For now, we’ll work through this expression together. In our example, we want to create a string that is the company name, a space, and then the company location in parentheses.
In our expression in the above photo, value refers to the value of the current column - in our case, Company_Location. Since we want to refer to another column in our expression (we’re using Company_Name in this example), we’ll use the term cells. From there, we’ll write the name of the column we’re combining with, then .value.
So, the first part of our expression should read cells.Company_Name.value
Next, we’re going to use a plus sign to join the different values together into one long string. In our expression, we’ll type +”(“+value+”)” When you’re done, your whole string should look like this -> cells.Company_Name.value+”(“+value+”)”
You’ll notice that as you’re typing the expression, the preview at the bottom changes to show you what the resulting value will be. This preview is very helpful when writing GREL expressions, especially if you’re not overly familiar with how to do it. Once you’re finished writing your expression, click OK. Your new column should now appear in your dataset.
Restructuring the Dataset
If you’re new to OpenRefine, there’s no doubt that you’ll make mistakes or want to go back a few steps. Fortunately, it’s easy to do with OpenRefine’s undo/redo feature. To access it, click the undo/redo tab above where the facets and filters usually appear
In this tab, you can see all of the steps you’ve taken that outline what you’ve done to your dataset. To go back to a previous version, just click on the last step you were happy with.

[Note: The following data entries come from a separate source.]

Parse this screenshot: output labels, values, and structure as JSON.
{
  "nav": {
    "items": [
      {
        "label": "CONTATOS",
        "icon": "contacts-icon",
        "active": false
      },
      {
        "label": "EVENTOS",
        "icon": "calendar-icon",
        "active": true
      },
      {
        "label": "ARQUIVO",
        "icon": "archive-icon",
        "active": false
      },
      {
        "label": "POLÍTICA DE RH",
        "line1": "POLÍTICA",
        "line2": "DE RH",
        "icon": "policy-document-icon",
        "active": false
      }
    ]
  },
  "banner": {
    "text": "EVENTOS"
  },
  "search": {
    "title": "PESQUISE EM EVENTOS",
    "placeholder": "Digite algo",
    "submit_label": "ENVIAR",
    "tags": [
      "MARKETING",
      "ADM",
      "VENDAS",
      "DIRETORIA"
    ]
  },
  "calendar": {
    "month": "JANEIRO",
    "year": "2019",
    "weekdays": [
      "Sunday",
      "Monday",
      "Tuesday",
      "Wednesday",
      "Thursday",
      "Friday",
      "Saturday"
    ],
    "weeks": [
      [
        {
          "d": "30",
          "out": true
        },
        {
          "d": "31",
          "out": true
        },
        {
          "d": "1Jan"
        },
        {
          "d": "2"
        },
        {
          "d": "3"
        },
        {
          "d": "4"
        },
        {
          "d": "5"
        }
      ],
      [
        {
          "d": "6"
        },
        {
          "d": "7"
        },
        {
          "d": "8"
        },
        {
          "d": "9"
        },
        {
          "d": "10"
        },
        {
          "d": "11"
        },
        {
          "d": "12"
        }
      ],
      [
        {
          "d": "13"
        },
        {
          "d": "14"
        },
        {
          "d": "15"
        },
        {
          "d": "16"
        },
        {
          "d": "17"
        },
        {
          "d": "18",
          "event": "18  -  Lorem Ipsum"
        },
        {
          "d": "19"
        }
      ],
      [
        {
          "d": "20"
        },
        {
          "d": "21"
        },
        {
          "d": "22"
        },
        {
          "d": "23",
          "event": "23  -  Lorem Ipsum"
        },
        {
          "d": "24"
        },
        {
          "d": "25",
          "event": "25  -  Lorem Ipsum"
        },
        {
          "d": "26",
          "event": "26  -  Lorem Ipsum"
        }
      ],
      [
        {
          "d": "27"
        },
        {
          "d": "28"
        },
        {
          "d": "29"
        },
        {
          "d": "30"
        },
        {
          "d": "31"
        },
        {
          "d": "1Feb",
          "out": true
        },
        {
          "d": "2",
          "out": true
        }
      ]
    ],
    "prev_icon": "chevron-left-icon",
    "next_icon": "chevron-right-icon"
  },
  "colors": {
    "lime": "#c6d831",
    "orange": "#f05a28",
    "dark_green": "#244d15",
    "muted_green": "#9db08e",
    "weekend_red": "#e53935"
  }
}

If you click back to previous steps, everything after those steps will be greyed out. You can still go forward to the greyed out steps, but be aware that if you go back a previous step and the start making new changes and transformations, all of the subsequent steps will be erased permanently.